Sara Bubb on why you shouldn't give up on structure at this hectic time of year. How flexible are you? No, I'm not talking about yoga or Pilates positions, but how you cope when things don't go according to plan. All teachers need to be flexible because no matter how well prepared you are, you can't stop children having bad days, throwing wobblies or being tired. And you certainly can't control the effects of the weather. A windy day will have even your sensible stalwarts acting like whirling dervishes. And that's what makes teaching such fun - and so hard.
Flexibility and the ability to think on your feet are even more necessary at this time of year. Your planning will need to be more flexible as the term goes on, when all semblance of normality disappears in a spray of snowdust. Lessons will be cancelled in the run-up to festive events and curtailed or interrupted because of practices and overrunning assemblies. There'll be lots of wet break times and that's an added nightmare because keeping kids occupied, out of mischief and ready for learning in these conditions is tough, regardless of age.
Don't give up on structure. As the disruption and poor behaviour gets worse, life will be easier if you keep pupils occupied until the last minute. You're unlikely to cover as much of the curriculum as you want so you need to prioritise, know what to cut and have plenty of time- fillers.
Get some ideas from more experienced colleagues who've been through this season, survived and even enjoyed it. They'll have worksheets with a festive flavour, and a bank of great games that you can squeeze something educational into.
The TES resource bank (www.tes.co.ukresources) has fantastic lifesavers. Fancy making advent calendars or snowflakes? There is a template for every occasion. Need to do numeracy?

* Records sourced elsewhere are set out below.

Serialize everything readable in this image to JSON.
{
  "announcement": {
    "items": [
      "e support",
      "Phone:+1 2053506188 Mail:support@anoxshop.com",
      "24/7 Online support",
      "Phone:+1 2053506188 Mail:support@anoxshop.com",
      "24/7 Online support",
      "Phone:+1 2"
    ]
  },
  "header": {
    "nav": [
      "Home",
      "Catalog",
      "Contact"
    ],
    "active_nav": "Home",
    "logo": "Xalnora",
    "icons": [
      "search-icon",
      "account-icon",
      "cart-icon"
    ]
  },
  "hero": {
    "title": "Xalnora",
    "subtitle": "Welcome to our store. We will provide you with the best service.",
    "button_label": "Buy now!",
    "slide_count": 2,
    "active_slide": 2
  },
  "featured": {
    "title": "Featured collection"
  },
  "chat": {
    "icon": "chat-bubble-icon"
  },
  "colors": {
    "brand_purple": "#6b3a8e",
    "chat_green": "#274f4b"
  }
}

Try a problem-solving activity based around the 12 days of Christmas
Sara Bubb is an educational consultant specialising in induction. She regularly answers questions at www.tes.co.ukstaffroomnew_teachers